#### [WHAT YOU WILL DO]
Since only the total matters, count the lines of these entries containing the word "JSON" and write that total alone.

#### [PROVIDED INFORMATION]

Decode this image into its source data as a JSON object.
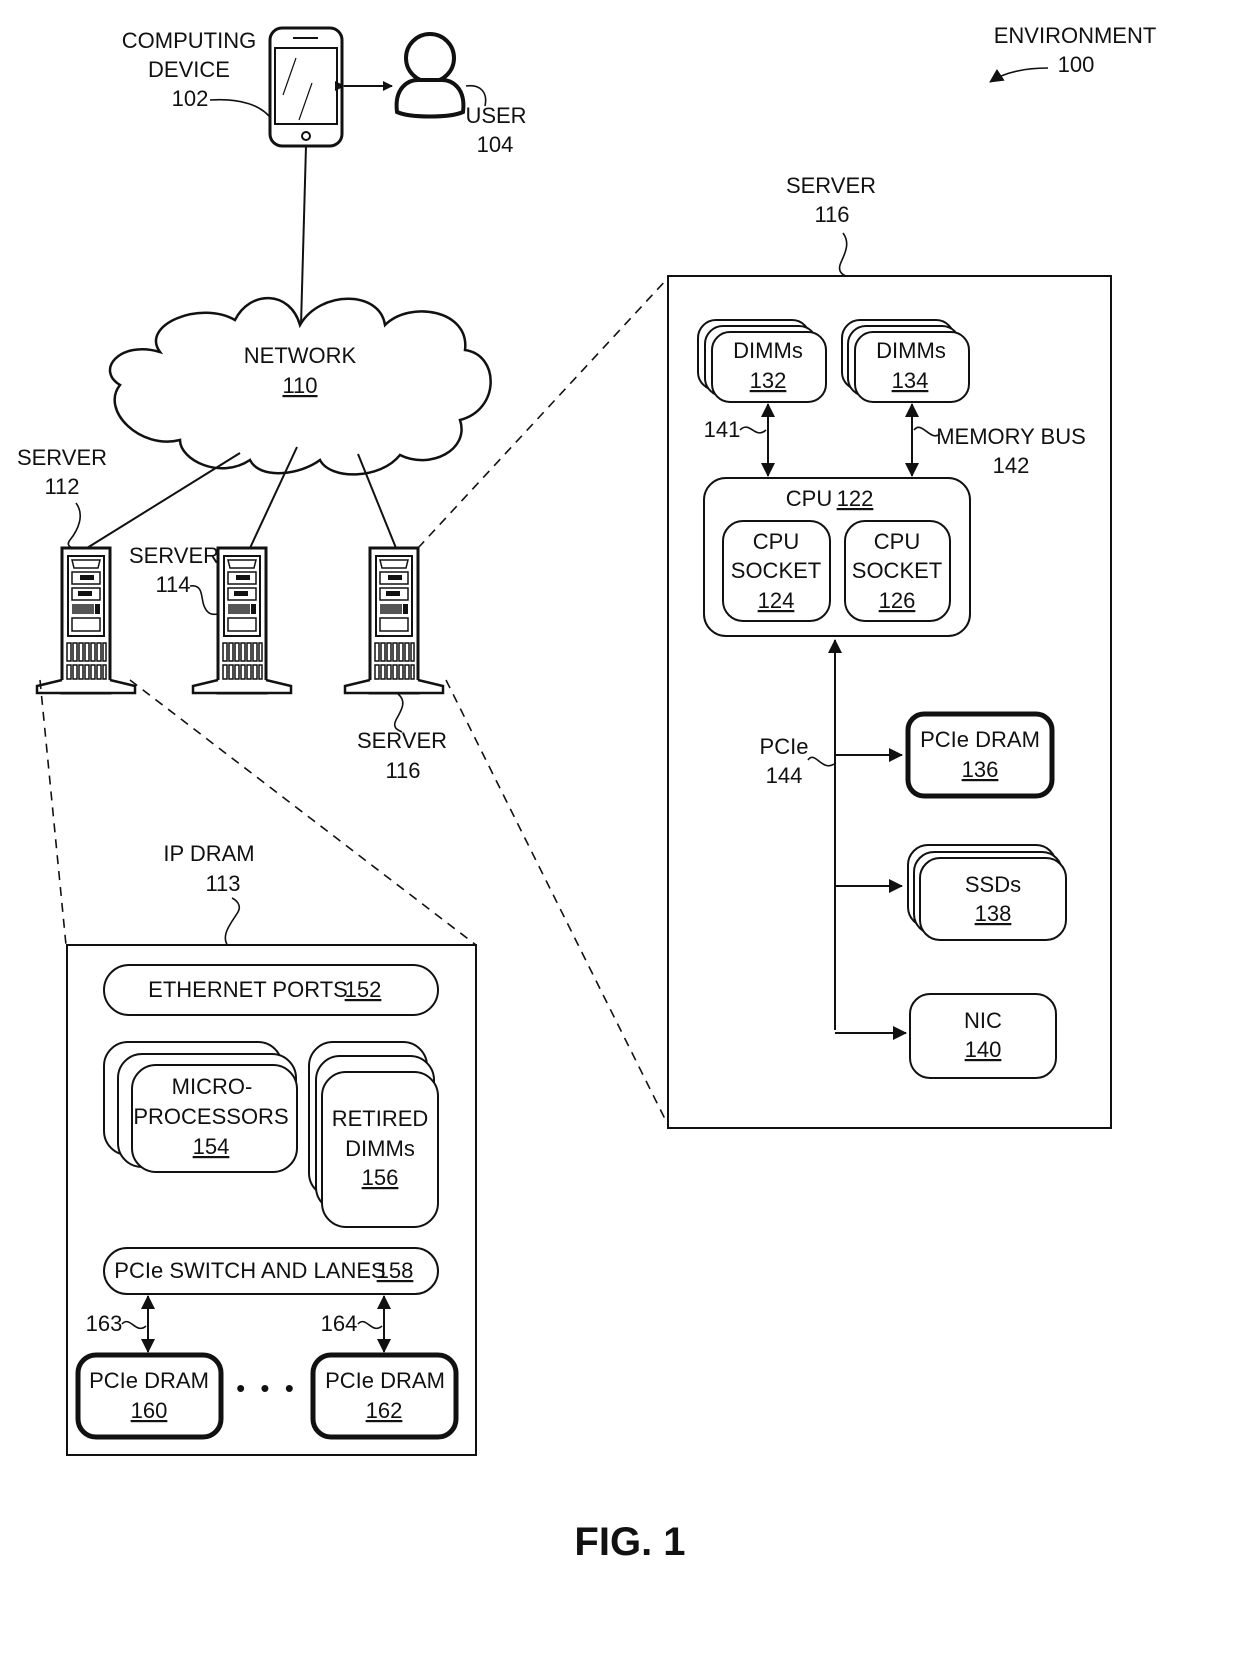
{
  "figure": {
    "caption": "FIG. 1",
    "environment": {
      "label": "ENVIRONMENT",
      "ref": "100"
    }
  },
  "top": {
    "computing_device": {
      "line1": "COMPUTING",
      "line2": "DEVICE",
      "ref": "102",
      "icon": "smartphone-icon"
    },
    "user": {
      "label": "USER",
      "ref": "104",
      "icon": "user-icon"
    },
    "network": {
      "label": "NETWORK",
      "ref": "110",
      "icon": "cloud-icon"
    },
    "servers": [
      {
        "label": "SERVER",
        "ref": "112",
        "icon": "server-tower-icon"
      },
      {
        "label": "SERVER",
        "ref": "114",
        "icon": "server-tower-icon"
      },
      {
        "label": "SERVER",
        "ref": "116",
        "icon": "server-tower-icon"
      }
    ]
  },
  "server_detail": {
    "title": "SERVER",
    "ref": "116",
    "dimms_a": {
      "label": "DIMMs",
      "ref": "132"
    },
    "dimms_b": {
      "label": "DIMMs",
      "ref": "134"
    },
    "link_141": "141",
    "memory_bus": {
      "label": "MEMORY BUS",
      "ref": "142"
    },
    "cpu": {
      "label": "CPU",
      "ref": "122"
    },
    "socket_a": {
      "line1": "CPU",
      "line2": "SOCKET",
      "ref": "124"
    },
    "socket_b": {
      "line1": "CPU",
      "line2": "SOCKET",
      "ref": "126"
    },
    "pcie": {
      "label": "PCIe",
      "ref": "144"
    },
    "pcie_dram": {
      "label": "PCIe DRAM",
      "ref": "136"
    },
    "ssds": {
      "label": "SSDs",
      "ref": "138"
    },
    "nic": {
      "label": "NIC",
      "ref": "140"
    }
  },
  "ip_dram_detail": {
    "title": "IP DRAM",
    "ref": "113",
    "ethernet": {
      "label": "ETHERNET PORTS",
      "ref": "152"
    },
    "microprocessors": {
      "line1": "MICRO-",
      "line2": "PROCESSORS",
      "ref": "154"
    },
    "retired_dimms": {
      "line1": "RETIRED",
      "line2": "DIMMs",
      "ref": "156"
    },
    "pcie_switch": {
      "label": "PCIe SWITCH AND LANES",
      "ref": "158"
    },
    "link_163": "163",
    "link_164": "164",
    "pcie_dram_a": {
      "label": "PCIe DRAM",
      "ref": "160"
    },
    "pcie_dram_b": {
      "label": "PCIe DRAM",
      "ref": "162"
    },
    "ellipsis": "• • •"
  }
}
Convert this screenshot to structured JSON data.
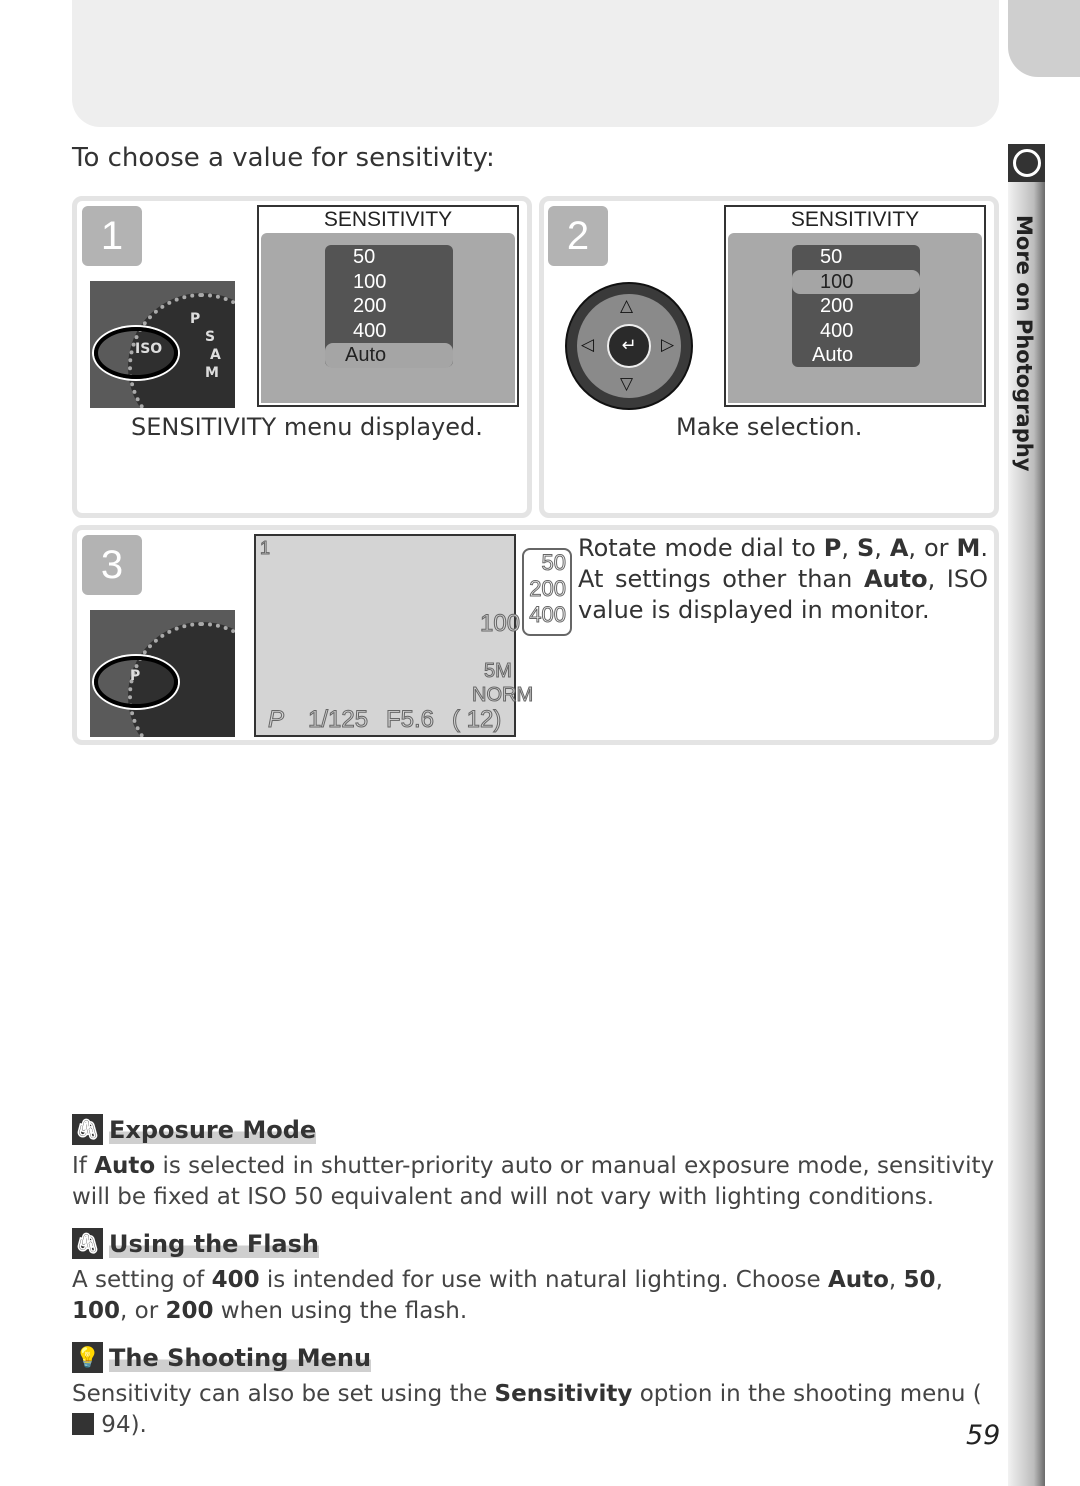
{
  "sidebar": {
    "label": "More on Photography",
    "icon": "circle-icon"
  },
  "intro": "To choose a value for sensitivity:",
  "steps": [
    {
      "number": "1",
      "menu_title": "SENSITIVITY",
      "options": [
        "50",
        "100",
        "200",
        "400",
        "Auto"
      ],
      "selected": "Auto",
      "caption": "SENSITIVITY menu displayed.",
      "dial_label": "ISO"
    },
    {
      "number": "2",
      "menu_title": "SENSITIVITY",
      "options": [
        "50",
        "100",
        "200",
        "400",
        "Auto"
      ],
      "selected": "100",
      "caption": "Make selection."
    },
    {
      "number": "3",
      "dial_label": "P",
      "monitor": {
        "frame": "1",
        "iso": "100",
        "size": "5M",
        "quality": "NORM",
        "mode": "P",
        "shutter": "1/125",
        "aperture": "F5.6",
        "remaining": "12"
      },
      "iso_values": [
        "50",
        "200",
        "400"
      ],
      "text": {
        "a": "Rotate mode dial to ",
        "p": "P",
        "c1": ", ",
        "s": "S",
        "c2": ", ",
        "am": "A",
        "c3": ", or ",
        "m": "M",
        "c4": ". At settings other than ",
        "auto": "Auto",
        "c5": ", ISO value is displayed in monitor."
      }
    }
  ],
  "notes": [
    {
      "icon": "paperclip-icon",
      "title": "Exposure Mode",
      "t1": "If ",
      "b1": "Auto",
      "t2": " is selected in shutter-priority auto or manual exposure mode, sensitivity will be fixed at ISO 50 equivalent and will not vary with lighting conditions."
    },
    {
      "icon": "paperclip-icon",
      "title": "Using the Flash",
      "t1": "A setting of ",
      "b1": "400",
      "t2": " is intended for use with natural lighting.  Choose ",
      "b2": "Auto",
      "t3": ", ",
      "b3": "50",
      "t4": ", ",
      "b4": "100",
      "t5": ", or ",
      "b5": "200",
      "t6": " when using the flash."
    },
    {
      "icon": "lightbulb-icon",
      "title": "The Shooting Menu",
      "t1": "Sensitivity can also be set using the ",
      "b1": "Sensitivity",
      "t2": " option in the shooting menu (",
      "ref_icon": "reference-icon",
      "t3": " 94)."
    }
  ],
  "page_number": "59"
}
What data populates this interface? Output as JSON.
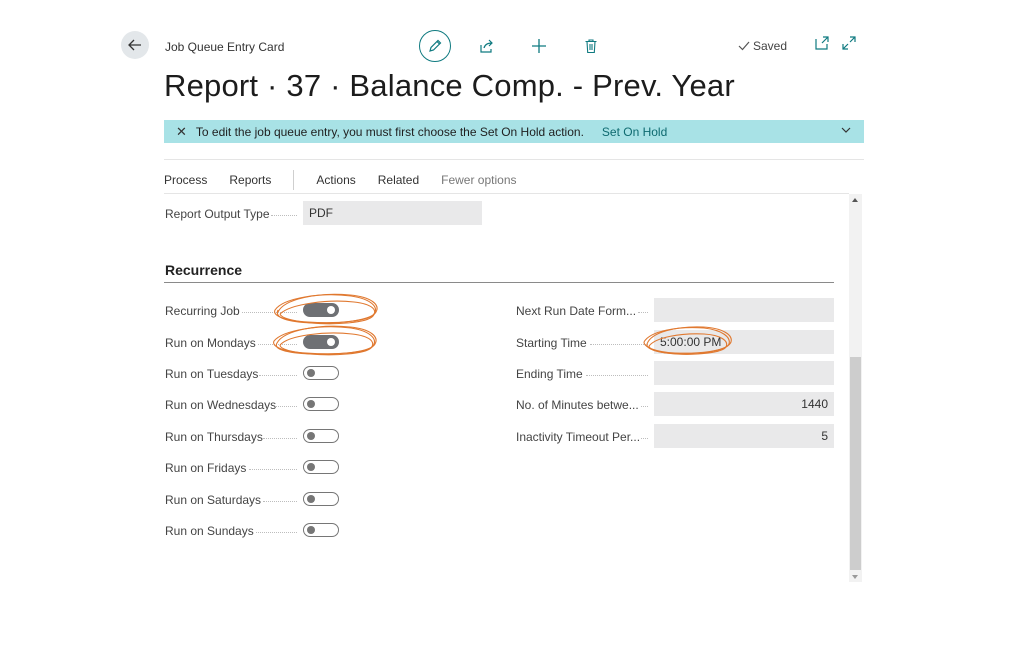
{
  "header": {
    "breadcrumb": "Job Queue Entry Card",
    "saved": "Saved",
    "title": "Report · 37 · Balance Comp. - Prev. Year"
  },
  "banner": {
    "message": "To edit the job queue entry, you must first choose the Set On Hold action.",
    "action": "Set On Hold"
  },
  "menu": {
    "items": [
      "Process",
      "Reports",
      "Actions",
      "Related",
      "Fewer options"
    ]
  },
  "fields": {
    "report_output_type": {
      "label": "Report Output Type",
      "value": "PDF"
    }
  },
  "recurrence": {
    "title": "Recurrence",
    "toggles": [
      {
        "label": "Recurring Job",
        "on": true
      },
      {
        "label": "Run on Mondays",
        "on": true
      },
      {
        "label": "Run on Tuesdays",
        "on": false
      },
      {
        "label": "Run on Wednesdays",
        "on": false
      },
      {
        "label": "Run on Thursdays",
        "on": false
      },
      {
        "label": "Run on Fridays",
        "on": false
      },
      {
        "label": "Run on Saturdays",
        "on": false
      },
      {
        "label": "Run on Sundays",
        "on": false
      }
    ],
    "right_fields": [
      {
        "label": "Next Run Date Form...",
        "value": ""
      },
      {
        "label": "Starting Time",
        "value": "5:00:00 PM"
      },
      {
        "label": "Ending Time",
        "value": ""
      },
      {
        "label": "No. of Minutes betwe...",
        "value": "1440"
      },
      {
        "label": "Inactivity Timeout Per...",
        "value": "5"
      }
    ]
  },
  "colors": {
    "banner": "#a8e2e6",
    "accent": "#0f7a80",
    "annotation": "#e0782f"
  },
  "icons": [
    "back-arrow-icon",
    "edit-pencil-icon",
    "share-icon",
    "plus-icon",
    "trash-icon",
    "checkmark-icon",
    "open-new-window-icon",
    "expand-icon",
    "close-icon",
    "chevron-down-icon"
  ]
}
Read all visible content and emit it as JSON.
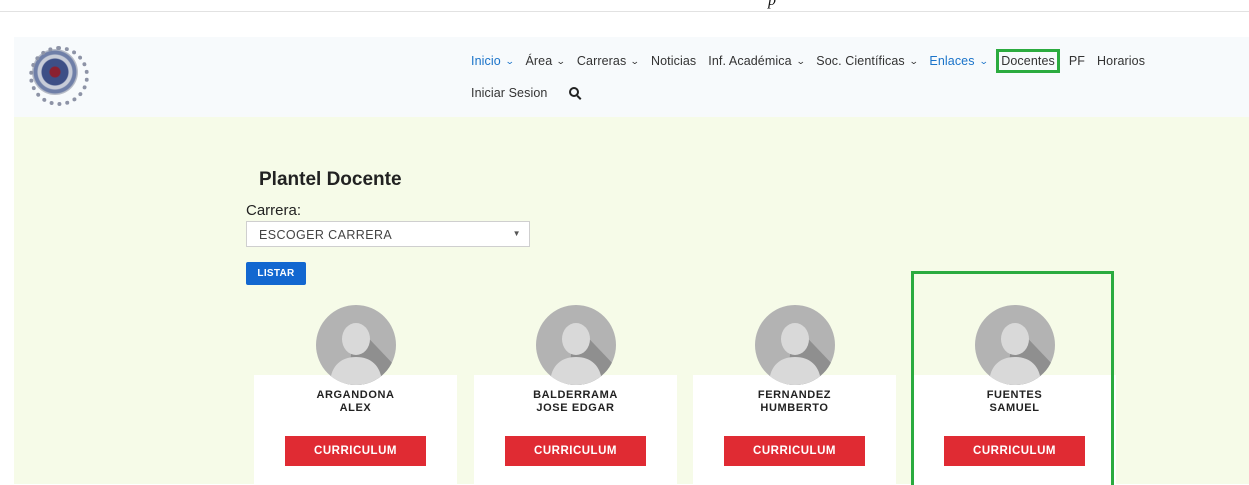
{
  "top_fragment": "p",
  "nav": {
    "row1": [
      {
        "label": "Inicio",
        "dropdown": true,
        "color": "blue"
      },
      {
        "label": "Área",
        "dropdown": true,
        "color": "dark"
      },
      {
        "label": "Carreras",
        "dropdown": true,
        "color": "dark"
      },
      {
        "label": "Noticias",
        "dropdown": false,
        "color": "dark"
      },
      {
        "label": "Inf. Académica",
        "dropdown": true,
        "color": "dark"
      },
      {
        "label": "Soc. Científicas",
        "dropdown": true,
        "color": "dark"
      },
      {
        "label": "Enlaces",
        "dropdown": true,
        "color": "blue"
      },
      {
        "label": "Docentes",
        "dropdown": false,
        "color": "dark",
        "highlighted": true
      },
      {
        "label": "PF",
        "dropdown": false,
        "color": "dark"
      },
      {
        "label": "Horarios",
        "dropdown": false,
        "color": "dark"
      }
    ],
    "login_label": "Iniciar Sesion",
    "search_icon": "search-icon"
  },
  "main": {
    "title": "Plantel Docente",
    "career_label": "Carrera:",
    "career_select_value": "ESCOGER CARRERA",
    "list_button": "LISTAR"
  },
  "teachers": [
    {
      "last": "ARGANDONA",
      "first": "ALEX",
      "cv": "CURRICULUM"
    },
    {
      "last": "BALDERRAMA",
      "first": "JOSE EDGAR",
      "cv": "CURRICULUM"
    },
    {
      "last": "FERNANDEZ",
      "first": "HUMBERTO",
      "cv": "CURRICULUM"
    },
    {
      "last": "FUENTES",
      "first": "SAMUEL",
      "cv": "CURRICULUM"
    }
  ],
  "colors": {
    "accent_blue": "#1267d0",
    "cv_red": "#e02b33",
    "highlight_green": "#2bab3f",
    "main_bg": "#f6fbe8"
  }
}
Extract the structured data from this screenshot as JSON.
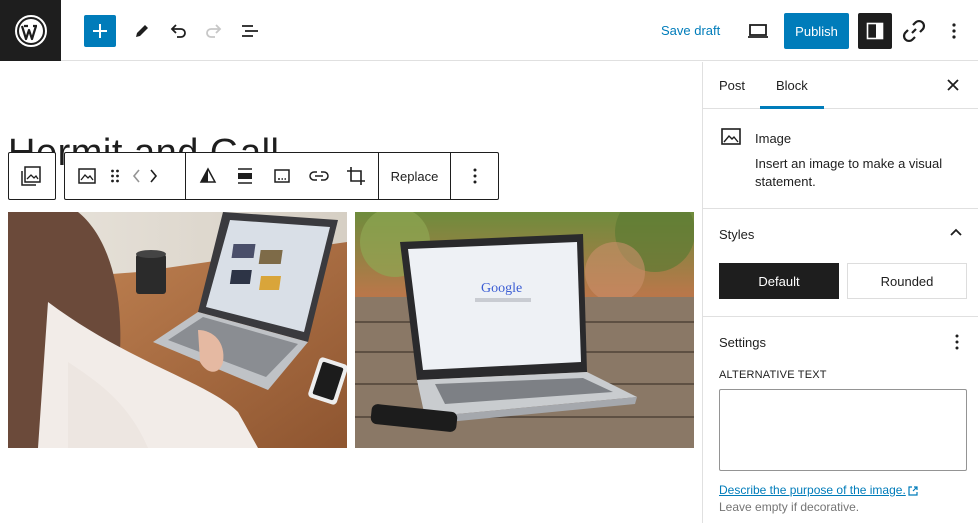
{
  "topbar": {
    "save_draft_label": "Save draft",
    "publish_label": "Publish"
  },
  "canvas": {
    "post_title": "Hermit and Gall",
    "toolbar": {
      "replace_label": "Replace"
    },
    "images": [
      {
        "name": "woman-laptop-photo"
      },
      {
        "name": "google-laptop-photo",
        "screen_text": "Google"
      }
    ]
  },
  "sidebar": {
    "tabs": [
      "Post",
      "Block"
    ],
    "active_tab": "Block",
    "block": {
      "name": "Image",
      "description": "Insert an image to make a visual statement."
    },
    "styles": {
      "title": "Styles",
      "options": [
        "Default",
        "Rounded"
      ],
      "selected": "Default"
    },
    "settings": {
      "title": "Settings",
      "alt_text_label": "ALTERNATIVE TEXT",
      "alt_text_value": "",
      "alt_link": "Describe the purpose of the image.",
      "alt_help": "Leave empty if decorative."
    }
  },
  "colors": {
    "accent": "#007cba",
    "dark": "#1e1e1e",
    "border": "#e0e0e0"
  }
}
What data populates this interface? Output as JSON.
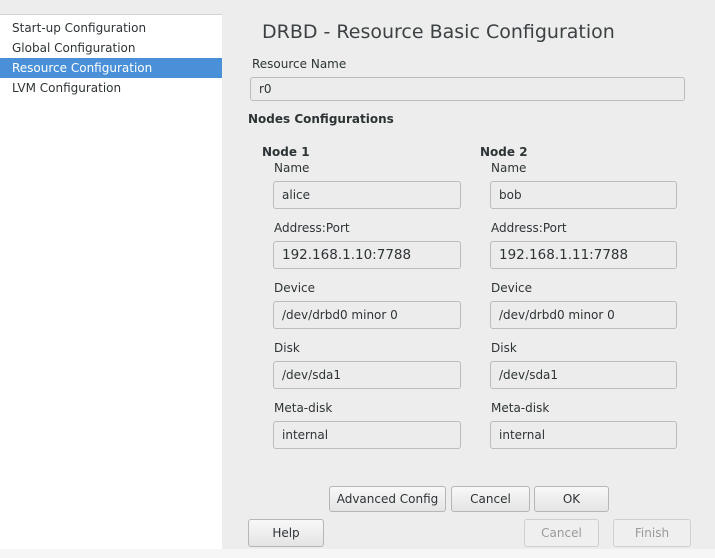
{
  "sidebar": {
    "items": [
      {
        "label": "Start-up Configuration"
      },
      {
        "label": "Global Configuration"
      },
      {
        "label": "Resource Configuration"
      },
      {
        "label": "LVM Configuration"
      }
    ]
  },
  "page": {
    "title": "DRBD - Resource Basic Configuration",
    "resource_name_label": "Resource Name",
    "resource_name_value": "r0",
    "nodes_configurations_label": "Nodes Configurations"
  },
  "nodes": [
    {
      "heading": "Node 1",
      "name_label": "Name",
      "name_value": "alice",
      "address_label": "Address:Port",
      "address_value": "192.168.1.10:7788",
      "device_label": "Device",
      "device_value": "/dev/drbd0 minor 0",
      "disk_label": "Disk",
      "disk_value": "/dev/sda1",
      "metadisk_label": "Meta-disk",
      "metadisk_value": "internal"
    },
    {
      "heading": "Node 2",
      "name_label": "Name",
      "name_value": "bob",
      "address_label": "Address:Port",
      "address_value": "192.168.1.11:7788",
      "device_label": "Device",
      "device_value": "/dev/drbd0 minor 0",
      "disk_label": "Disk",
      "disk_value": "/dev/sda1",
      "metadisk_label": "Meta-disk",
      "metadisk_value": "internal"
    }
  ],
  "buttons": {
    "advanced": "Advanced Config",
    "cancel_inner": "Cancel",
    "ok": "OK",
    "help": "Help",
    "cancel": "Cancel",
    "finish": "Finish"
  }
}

#### [SOLUTION TO THIS PROBLEM]
6